Dear Queen's Supporter,
What characterizes Queen’s graduate students? Two words: curiosity and passion.
If you want to see those qualities in action, you don’t have to look any further than Ryley Beddoe. I wouldn’t call her typical – we don’t have any typical graduate students, though Ryley exemplifies what our graduate experience is all about.
Taking a long canoe trip down the Missinaibi River in 2008, as a break from her MSc in civil engineering, Ryley became curious about the visual evidence of recent mud slides along the river. So curious she began photographing them.
So, when Professor Andy Take suggested she consider a Ph.D. in Geotechnical Engineering, and mentioned that he had a project involving landslides she might want to be involved in, she jumped at the chance. It promised to be more than just an academic exercise. These catastrophic events have claimed more than 32,000 lives in the last 10 years alone. And with climate change bringing increased rainfall and higher water tables, landslides may become even more common in the future.
One of the very conditions that makes landslides so hazardous – their unpredictability – also makes them difficult to study. Fortunately for Ryley, Queen’s had what she needed.

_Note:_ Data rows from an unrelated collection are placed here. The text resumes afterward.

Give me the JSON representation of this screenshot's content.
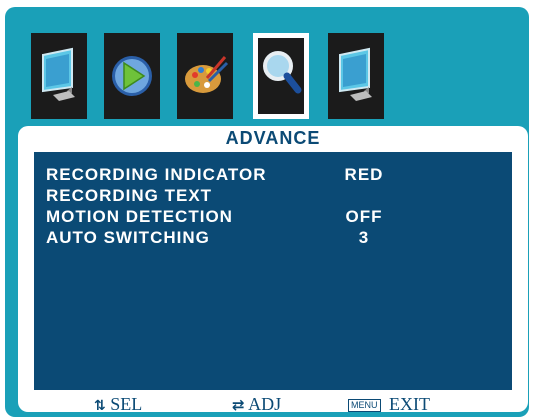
{
  "menu": {
    "tabs": [
      {
        "icon": "monitor-icon",
        "selected": false
      },
      {
        "icon": "play-icon",
        "selected": false
      },
      {
        "icon": "palette-icon",
        "selected": false
      },
      {
        "icon": "magnifier-icon",
        "selected": true
      },
      {
        "icon": "monitor-icon",
        "selected": false
      }
    ],
    "title": "ADVANCE",
    "items": [
      {
        "label": "RECORDING INDICATOR",
        "value": "RED"
      },
      {
        "label": "RECORDING TEXT",
        "value": ""
      },
      {
        "label": "MOTION DETECTION",
        "value": "OFF"
      },
      {
        "label": "AUTO SWITCHING",
        "value": "3"
      }
    ],
    "footer": {
      "sel_glyph": "⇅",
      "sel_label": "SEL",
      "adj_glyph": "⇄",
      "adj_label": "ADJ",
      "menu_key": "MENU",
      "exit_label": "EXIT"
    }
  },
  "colors": {
    "frame_bg": "#1aa0b8",
    "content_bg": "#0b4a75",
    "title_text": "#0b4a75"
  }
}
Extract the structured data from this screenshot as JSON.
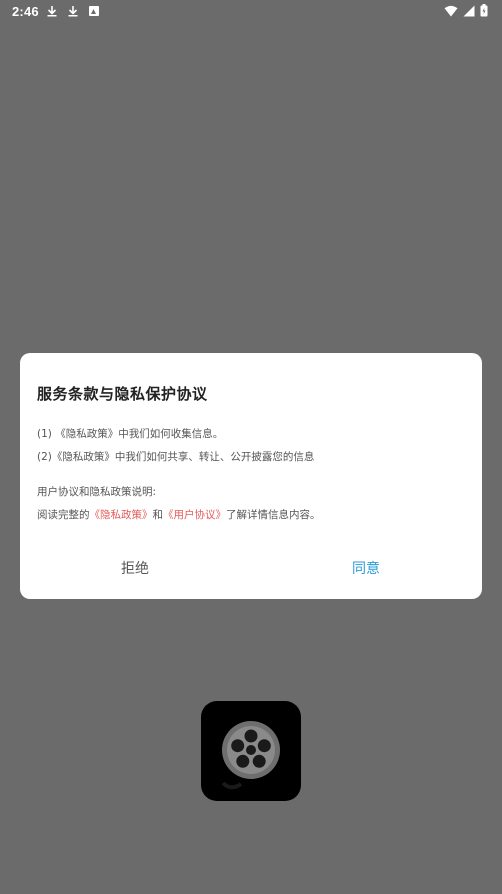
{
  "status_bar": {
    "time": "2:46",
    "left_icons": [
      "download-icon",
      "download-icon",
      "photo-icon"
    ],
    "right_icons": [
      "wifi-icon",
      "signal-icon",
      "battery-icon"
    ]
  },
  "dialog": {
    "title": "服务条款与隐私保护协议",
    "lines": [
      "(1) 《隐私政策》中我们如何收集信息。",
      "(2)《隐私政策》中我们如何共享、转让、公开披露您的信息",
      "用户协议和隐私政策说明:"
    ],
    "read_line": {
      "prefix": "阅读完整的",
      "privacy_link": "《隐私政策》",
      "conjunction": "和",
      "user_link": "《用户协议》",
      "suffix": "了解详情信息内容。"
    },
    "buttons": {
      "refuse": "拒绝",
      "agree": "同意"
    },
    "colors": {
      "link": "#e35b5b",
      "agree": "#2a9dd8"
    }
  },
  "app_icon": {
    "icon": "film-reel-icon"
  },
  "colors": {
    "scrim": "#6b6b6b"
  }
}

Using a flume tank located in the engineering department’s Coastal Engineering Lab, one of the few such facilities in the world, Ryley has been able to create and study scaled-down landslides in a controlled environment.
Ryley’s discoveries are profoundly changing our understanding of these events. A common perception about landslides has been the steeper the slope, the greater the danger. Ryley’s work shows that gentle slopes can be just as dangerous – and what happens when a slide actually hits the base of the slope has important consequences. For example, if enough water is present, the landslide can liquefy with devastating results. Her findings will help prevent future catastrophes.
Transforming passion into purpose
Every one of our students exhibits similar curiosity and passion, whether in history or engineering, sociology or physics. And as with Ryley’s work on landslides, those qualities will help them make a difference in the world.
Our students can’t do it without you. Please add your support to the 2013-14 Queen’s Annual Appeal with a gift to the Dean’s Awards in Graduate Studies Fund, where every gift creates opportunity.
Vice-Provost and Dean of Graduate Studies